Working at a dental office isn’t something I ever thought I’d be doing. I’m not an assistant or anything, I just work at the front desk, but in the six or so months I’ve been working there, I’ve learned a lot of things and picked up a lot of good life skills. From complex scheduling to clinical terms to the ins and outs of insurance, there’s a lot that goes into figuring out how to manage the office. Here are the top five things I have learned on the job and would like to pass on to you, my friends.
5. Going to the dentist is nothing to be afraid of.
The dentist, assistants, and hygienists aren’t there to torture you (usually). They just want to clean and/or fix your teeth for your own health and comfort. If you’re worried about it being painful, let them know and they will try to make your experience as non-traumatizing as possible.
4. Paper trails are good things.
At our office, and probably at any other dental or medical practice, we keep good, thorough clinical notes on every patient. We try to document every time we contact a patient over the phone or via email when it regards their dental health. It’s partially because it’s helpful for us to all stay on the same page, and partially for legal reasons. Either way, it’s a good life principle too. If you need to discuss something important with someone, taking notes or communicating over email is a good idea.
3. If you make an appointment, keep it.
This doesn’t just apply to dentist appointments, it’s true for any kind of appointment… or meeting, or date, or anything you schedule in advance that involves other people. At the dentist, you can make your next cleaning appointment for six months out, which I know seems far away, but it’s not that hard to write it down in your calendar/type it into iCal and then avoid scheduling anything else at that same time. It bugs people when you break appointments with them, so please don’t do it.
2. Dental insurance is worth having.
If you only go to the dentist for your two cleanings per year and never have cavities (good job!), your bank account won’t suffer too much if you don’t have dental insurance. However, if you ever do need major treatment sometime, you’ll be very grateful for insurance. Remember that dental insurance isn’t included in a standard medical insurance plan; it costs a little extra to add it on, but it’s probably worth it.
1. Brush. Your. Teeth.
Twice a day. Every day. Do it thoroughly. And floss sometimes too. You will prevent so many EXPENSIVE dental problems in your future if you brush now. It’s well worth the two minutes of inconvenience in your morning and evening routines. Plus, keeping your teeth clean and plaque-free helps prevent bacteria in your mouth from entering your bloodstream, which can cause heart disease. Seriously guys, always brush your teeth.
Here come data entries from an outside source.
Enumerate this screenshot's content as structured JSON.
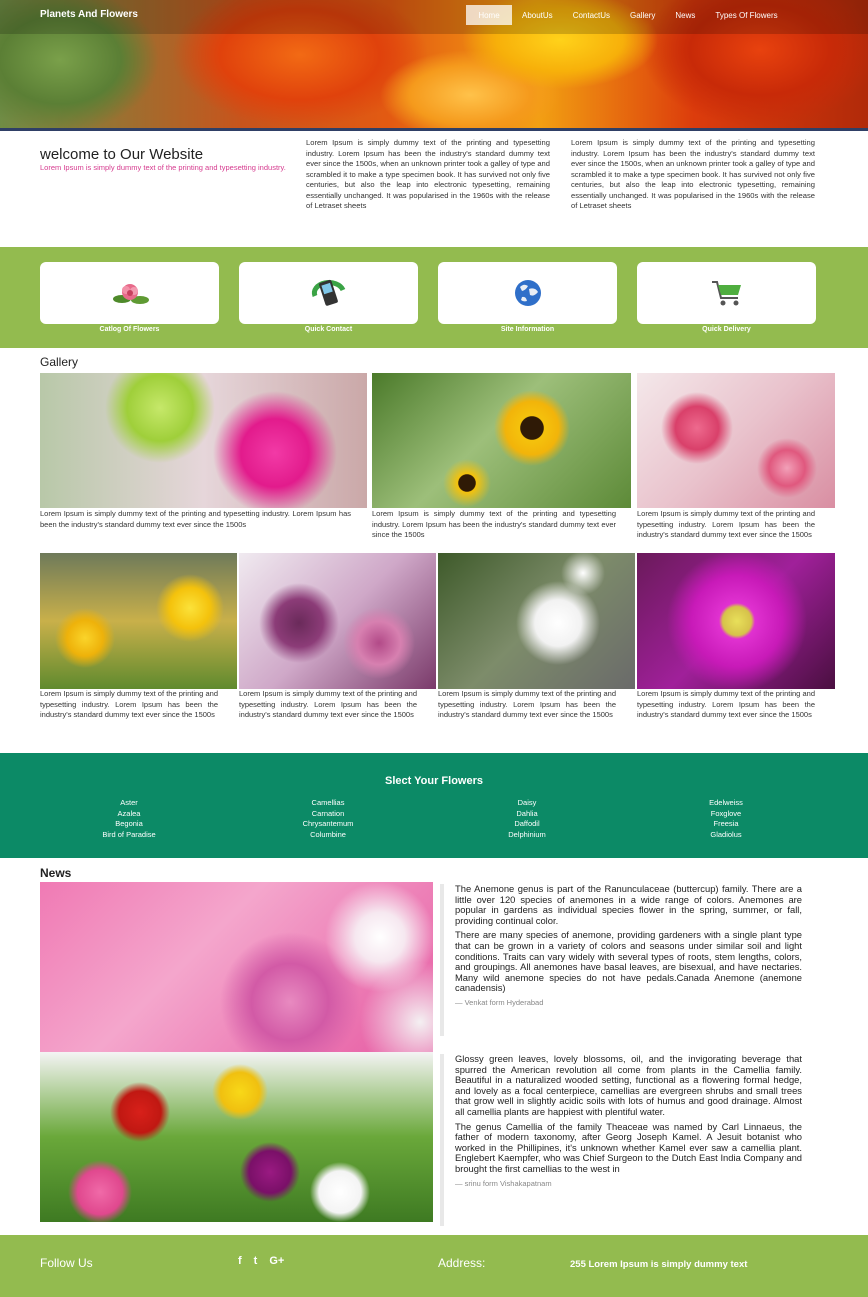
{
  "header": {
    "brand": "Planets And Flowers",
    "nav": [
      "Home",
      "AboutUs",
      "ContactUs",
      "Gallery",
      "News",
      "Types Of Flowers"
    ]
  },
  "welcome": {
    "title": "welcome to Our Website",
    "subtitle": "Lorem Ipsum is simply dummy text of the printing and typesetting industry.",
    "para1": "Lorem Ipsum is simply dummy text of the printing and typesetting industry. Lorem Ipsum has been the industry's standard dummy text ever since the 1500s, when an unknown printer took a galley of type and scrambled it to make a type specimen book. It has survived not only five centuries, but also the leap into electronic typesetting, remaining essentially unchanged. It was popularised in the 1960s with the release of Letraset sheets",
    "para2": "Lorem Ipsum is simply dummy text of the printing and typesetting industry. Lorem Ipsum has been the industry's standard dummy text ever since the 1500s, when an unknown printer took a galley of type and scrambled it to make a type specimen book. It has survived not only five centuries, but also the leap into electronic typesetting, remaining essentially unchanged. It was popularised in the 1960s with the release of Letraset sheets"
  },
  "features": [
    {
      "label": "Catlog Of Flowers",
      "icon": "flower-icon"
    },
    {
      "label": "Quick Contact",
      "icon": "phone-icon"
    },
    {
      "label": "Site Information",
      "icon": "globe-icon"
    },
    {
      "label": "Quick Delivery",
      "icon": "cart-icon"
    }
  ],
  "gallery": {
    "title": "Gallery",
    "captions": [
      "Lorem Ipsum is simply dummy text of the printing and typesetting industry. Lorem Ipsum has been the industry's standard dummy text ever since the 1500s",
      "Lorem Ipsum is simply dummy text of the printing and typesetting industry. Lorem Ipsum has been the industry's standard dummy text ever since the 1500s",
      "Lorem Ipsum is simply dummy text of the printing and typesetting industry. Lorem Ipsum has been the industry's standard dummy text ever since the 1500s",
      "Lorem Ipsum is simply dummy text of the printing and typesetting industry. Lorem Ipsum has been the industry's standard dummy text ever since the 1500s",
      "Lorem Ipsum is simply dummy text of the printing and typesetting industry. Lorem Ipsum has been the industry's standard dummy text ever since the 1500s",
      "Lorem Ipsum is simply dummy text of the printing and typesetting industry. Lorem Ipsum has been the industry's standard dummy text ever since the 1500s",
      "Lorem Ipsum is simply dummy text of the printing and typesetting industry. Lorem Ipsum has been the industry's standard dummy text ever since the 1500s"
    ]
  },
  "select_flowers": {
    "title": "Slect Your Flowers",
    "columns": [
      [
        "Aster",
        "Azalea",
        "Begonia",
        "Bird of Paradise"
      ],
      [
        "Camellias",
        "Carnation",
        "Chrysantemum",
        "Columbine"
      ],
      [
        "Daisy",
        "Dahlia",
        "Daffodil",
        "Delphinium"
      ],
      [
        "Edelweiss",
        "Foxglove",
        "Freesia",
        "Gladiolus"
      ]
    ]
  },
  "news": {
    "title": "News",
    "items": [
      {
        "paragraphs": [
          "The Anemone genus is part of the Ranunculaceae (buttercup) family. There are a little over 120 species of anemones in a wide range of colors. Anemones are popular in gardens as individual species flower in the spring, summer, or fall, providing continual color.",
          "There are many species of anemone, providing gardeners with a single plant type that can be grown in a variety of colors and seasons under similar soil and light conditions. Traits can vary widely with several types of roots, stem lengths, colors, and groupings. All anemones have basal leaves, are bisexual, and have nectaries. Many wild anemone species do not have pedals.Canada Anemone (anemone canadensis)"
        ],
        "cite": "— Venkat form Hyderabad"
      },
      {
        "paragraphs": [
          "Glossy green leaves, lovely blossoms, oil, and the invigorating beverage that spurred the American revolution all come from plants in the Camellia family. Beautiful in a naturalized wooded setting, functional as a flowering formal hedge, and lovely as a focal centerpiece, camellias are evergreen shrubs and small trees that grow well in slightly acidic soils with lots of humus and good drainage. Almost all camellia plants are happiest with plentiful water.",
          "The genus Camellia of the family Theaceae was named by Carl Linnaeus, the father of modern taxonomy, after Georg Joseph Kamel. A Jesuit botanist who worked in the Phillipines, it's unknown whether Kamel ever saw a camellia plant. Englebert Kaempfer, who was Chief Surgeon to the Dutch East India Company and brought the first camellias to the west in"
        ],
        "cite": "— srinu form Vishakapatnam"
      }
    ]
  },
  "footer": {
    "follow": "Follow Us",
    "social": [
      "facebook-icon",
      "twitter-icon",
      "google-plus-icon"
    ],
    "address_label": "Address:",
    "address": "255 Lorem Ipsum is simply dummy text"
  }
}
What are your biggest issues with going to the dentist (or do you love it)?